It is not just big projects that are in play (and we have not touched on mega-projects such as Neom in this article). The King Abdullah Petroleum Studies and Research Centre (‘KAPSARC’) recently published a study  in relation to rooftop solar installations in Mosques. A 124 kilowatt PV system was installed and commissioned on the rooftop of a mosque in Riyadh, Saudi Arabia. With net metering, PV reduces the mosque’s energy bill by 50 per cent. With appropriate planning, net metering could bring the bill down to zero. Using satellite data the KAPSARC analysis considered rooftops in residential, mosque, shopping mall, and health care buildings within the Riyadh area. The upper limit of rooftop solar PV capacity that can be deployed in the city of Riyadh was found to be 4.34 gigawatts (GW). This capacity represents nearly 22 per cent of the peak load and can satisfy approximately nine per cent of the energy requirement in the greater Riyadh region. The prospects for rooftop solar in the Kingdom are significant. The Public Investment Fund has also recently established the National Energy Services Company (‘Tarshid’), a collaborative effort between the Ministry of Energy, Industry and Mineral Resources, the Ministry of Finance and the Saudi Energy Efficiency Center, to act as a catalyst for the development of a more energy efficient Saudi Arabia. Its particular focus will be buildings and street-lighting retrofits and renewable energy. These kinds of benchmarks will also have to wash through to the country’s emerging PPP programme. Seeding this kind of local ecosystem will create thousands of sustainable jobs – again a key target of the country’s transformation agenda.
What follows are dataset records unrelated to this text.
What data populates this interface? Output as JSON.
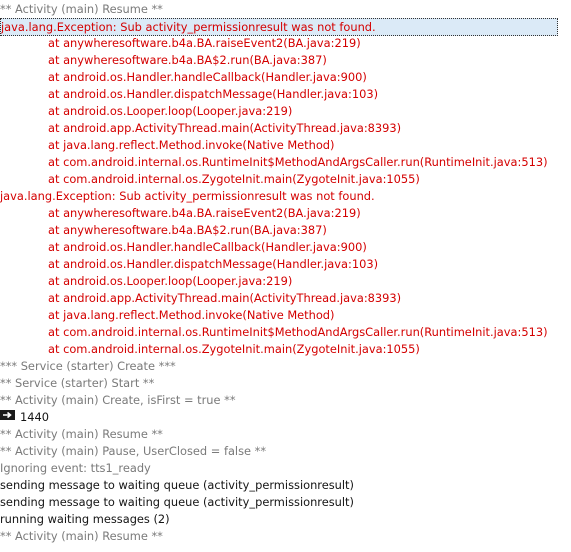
{
  "log": {
    "lines": [
      {
        "text": "** Activity (main) Resume **",
        "color": "gray"
      },
      {
        "text": "java.lang.Exception: Sub activity_permissionresult was not found.",
        "color": "red",
        "selected": true
      },
      {
        "text": "at anywheresoftware.b4a.BA.raiseEvent2(BA.java:219)",
        "color": "red",
        "indent": true
      },
      {
        "text": "at anywheresoftware.b4a.BA$2.run(BA.java:387)",
        "color": "red",
        "indent": true
      },
      {
        "text": "at android.os.Handler.handleCallback(Handler.java:900)",
        "color": "red",
        "indent": true
      },
      {
        "text": "at android.os.Handler.dispatchMessage(Handler.java:103)",
        "color": "red",
        "indent": true
      },
      {
        "text": "at android.os.Looper.loop(Looper.java:219)",
        "color": "red",
        "indent": true
      },
      {
        "text": "at android.app.ActivityThread.main(ActivityThread.java:8393)",
        "color": "red",
        "indent": true
      },
      {
        "text": "at java.lang.reflect.Method.invoke(Native Method)",
        "color": "red",
        "indent": true
      },
      {
        "text": "at com.android.internal.os.RuntimeInit$MethodAndArgsCaller.run(RuntimeInit.java:513)",
        "color": "red",
        "indent": true
      },
      {
        "text": "at com.android.internal.os.ZygoteInit.main(ZygoteInit.java:1055)",
        "color": "red",
        "indent": true
      },
      {
        "text": "java.lang.Exception: Sub activity_permissionresult was not found.",
        "color": "red"
      },
      {
        "text": "at anywheresoftware.b4a.BA.raiseEvent2(BA.java:219)",
        "color": "red",
        "indent": true
      },
      {
        "text": "at anywheresoftware.b4a.BA$2.run(BA.java:387)",
        "color": "red",
        "indent": true
      },
      {
        "text": "at android.os.Handler.handleCallback(Handler.java:900)",
        "color": "red",
        "indent": true
      },
      {
        "text": "at android.os.Handler.dispatchMessage(Handler.java:103)",
        "color": "red",
        "indent": true
      },
      {
        "text": "at android.os.Looper.loop(Looper.java:219)",
        "color": "red",
        "indent": true
      },
      {
        "text": "at android.app.ActivityThread.main(ActivityThread.java:8393)",
        "color": "red",
        "indent": true
      },
      {
        "text": "at java.lang.reflect.Method.invoke(Native Method)",
        "color": "red",
        "indent": true
      },
      {
        "text": "at com.android.internal.os.RuntimeInit$MethodAndArgsCaller.run(RuntimeInit.java:513)",
        "color": "red",
        "indent": true
      },
      {
        "text": "at com.android.internal.os.ZygoteInit.main(ZygoteInit.java:1055)",
        "color": "red",
        "indent": true
      },
      {
        "text": "*** Service (starter) Create ***",
        "color": "gray"
      },
      {
        "text": "** Service (starter) Start **",
        "color": "gray"
      },
      {
        "text": "** Activity (main) Create, isFirst = true **",
        "color": "gray"
      },
      {
        "text": "1440",
        "color": "black",
        "icon": "arrow-right-icon"
      },
      {
        "text": "** Activity (main) Resume **",
        "color": "gray"
      },
      {
        "text": "** Activity (main) Pause, UserClosed = false **",
        "color": "gray"
      },
      {
        "text": "Ignoring event: tts1_ready",
        "color": "gray"
      },
      {
        "text": "sending message to waiting queue (activity_permissionresult)",
        "color": "black"
      },
      {
        "text": "sending message to waiting queue (activity_permissionresult)",
        "color": "black"
      },
      {
        "text": "running waiting messages (2)",
        "color": "black"
      },
      {
        "text": "** Activity (main) Resume **",
        "color": "gray"
      }
    ]
  },
  "colors": {
    "gray": "#7a7a7a",
    "red": "#d40000",
    "black": "#141414",
    "selection": "#dbeaf7"
  }
}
Since 2016 huge strides have been in realising the goals of Vision 2030. Fully embedding and mainstreaming environmental initiatives is a crucial part of that platform for renewal. As indicated above in our sketch of the developing regulatory environment the burden will rapidly shift onto proving your business’ green credentials – the era of green-washing is over.